Cross disciplinary education influences the productivity of students as adults because through this type of education they are able to make meaningful connections across different subject areas. This provides them with a better understanding of ideas and concepts. This ability follows them into adulthood benefiting their future endeavors ("NCAG,”).
Ms. Miller will prepare her students for a career in a multicultural society by providing them with projects and lessons that incorporate other cultures. Multicultural projects connect students to each other because they gain an understanding of one another’s beliefs, traditions and culture. The projects help build a community of learners. Through the projects students learn to take pride in their own culture while embracing others (Davis, Rimm, & Siegle, 2010).

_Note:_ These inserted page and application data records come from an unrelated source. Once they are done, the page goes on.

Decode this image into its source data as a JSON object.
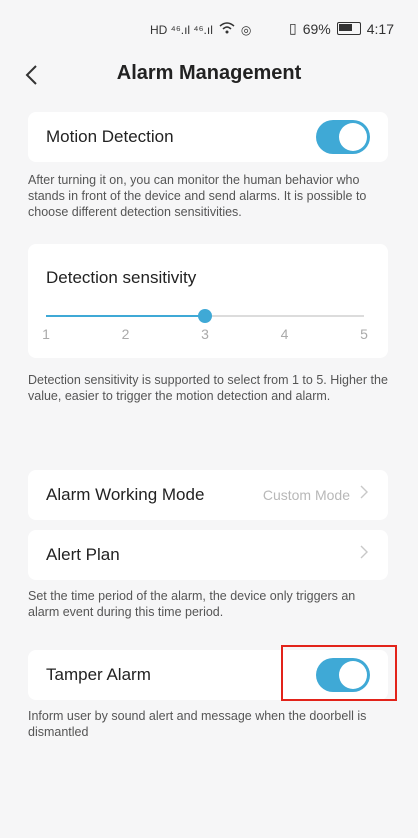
{
  "status_bar": {
    "network": "HD  ⁴⁶.ıl  ⁴⁶.ıl",
    "battery_percent": "69%",
    "time": "4:17"
  },
  "header": {
    "title": "Alarm Management"
  },
  "motion_detection": {
    "label": "Motion Detection",
    "enabled": true,
    "description": "After turning it on, you can monitor the human behavior who stands in front of the device and send alarms. It is possible to choose different detection sensitivities."
  },
  "sensitivity": {
    "label": "Detection sensitivity",
    "ticks": [
      "1",
      "2",
      "3",
      "4",
      "5"
    ],
    "value": 3,
    "description": "Detection sensitivity is supported to select from 1 to 5. Higher the value, easier to trigger the motion detection and alarm."
  },
  "working_mode": {
    "label": "Alarm Working Mode",
    "value": "Custom Mode"
  },
  "alert_plan": {
    "label": "Alert Plan",
    "description": "Set the time period of the alarm, the device only triggers an alarm event during this time period."
  },
  "tamper_alarm": {
    "label": "Tamper Alarm",
    "enabled": true,
    "description": "Inform user by sound alert and message when the doorbell is dismantled"
  },
  "colors": {
    "accent": "#3fa9d6",
    "highlight": "#e2231a"
  }
}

Ms. Miller’s goals for her students are that they leave her class enriched. They know how to think, not what to think. She wants her students to be able to use their creative thinking and problem solving skills to the best of their advantage. These goals correspond with her philosophy by promoting and enriching their problem solving and critical thinking skills and placing focus on their special talents.
Ms. Miller’s philosophy is evident in the classroom through the set up and style of her projects. Ms. Miller introduces a project, provides students with a list of expectations through a rubric and then provides them with the tools they need to explore their topic. This allows them to drive their own education. They know clearly what is expected of them and reach toward those goals. The students are offered different ways to reach the end goal which meets with their different learning styles. She is not telling them what to learn. She is teaching them how to think and how to learn.

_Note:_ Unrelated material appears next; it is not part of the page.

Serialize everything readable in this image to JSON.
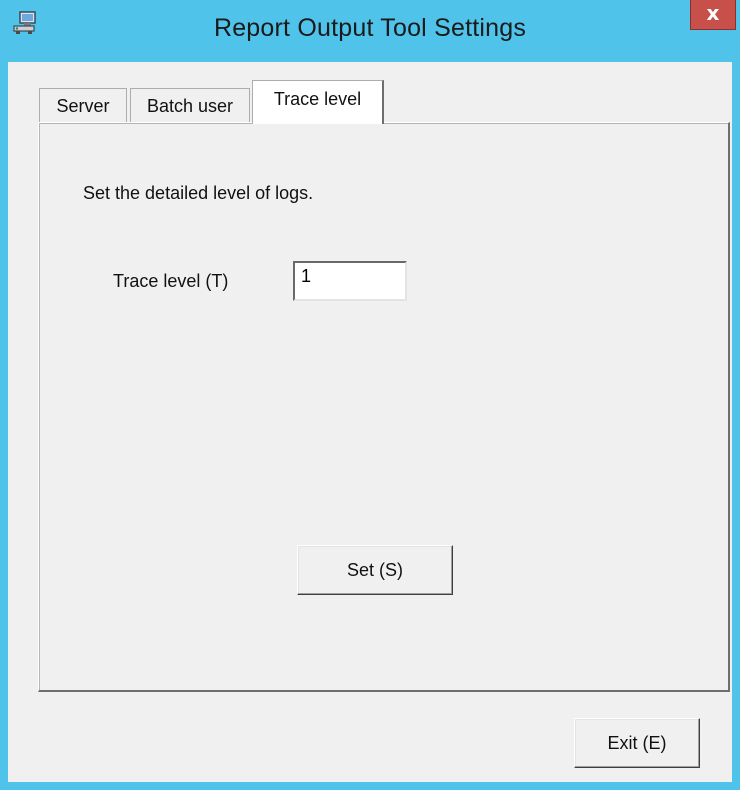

The thinker whose theory most supports Ms. Millers stance is Gardner’s theory of multiple intelligence. Gardner’s theory is that not all students learn in the same way. They are not all the same and have different styles and ways of learning. The tasks should be presented in different ways to each student. Ms. Miller presents her students with an idea and allows them to find their own way to explore that idea. Each student will use a different way and in the end will become enriched through the experience ("American Institute for Learning and Human Development,")
Ms. Miller has high expectations and great plans for her students. Focusing on each students special talents by allowing them to create, experience and explore will promote critical thinking and problem solving skills students will keep with them thorough their school career and into adult life.
Davis, G. A., Rimm, S. B., & Siegle, D. (2010). Education of the Gifted and Talented (6th ed.). Retrieved from https://viewer.gcu.edu/GCKXME
Multiple Intelligences. (). Retrieved from http://www.institute4learning.com/multiple_intelligences.php
National Association for Gifted Children. (). Retrieved from https://www.nagc.org/sites/default/files/Position%20Statement/Arts%20Education%20and%20Gifted%20and%20Talented%20Students.pdf
National Association for Gifted Children. (). Why are Gifted Programs Needed? Retrieved from https://www.nagc.org/resources-publications/gifted-education-practices/why-are-gifted-programs-needed
New Mexico Department of Education. (2011). Gifted Education in New Mexico Technical Assistance Manual. Retrieved from http://ped.state.nm.us/gifted/Gifted%20TA%20manual.pdfSandha, I. (2017). Learning Environment for Gifted Children. Retrieved from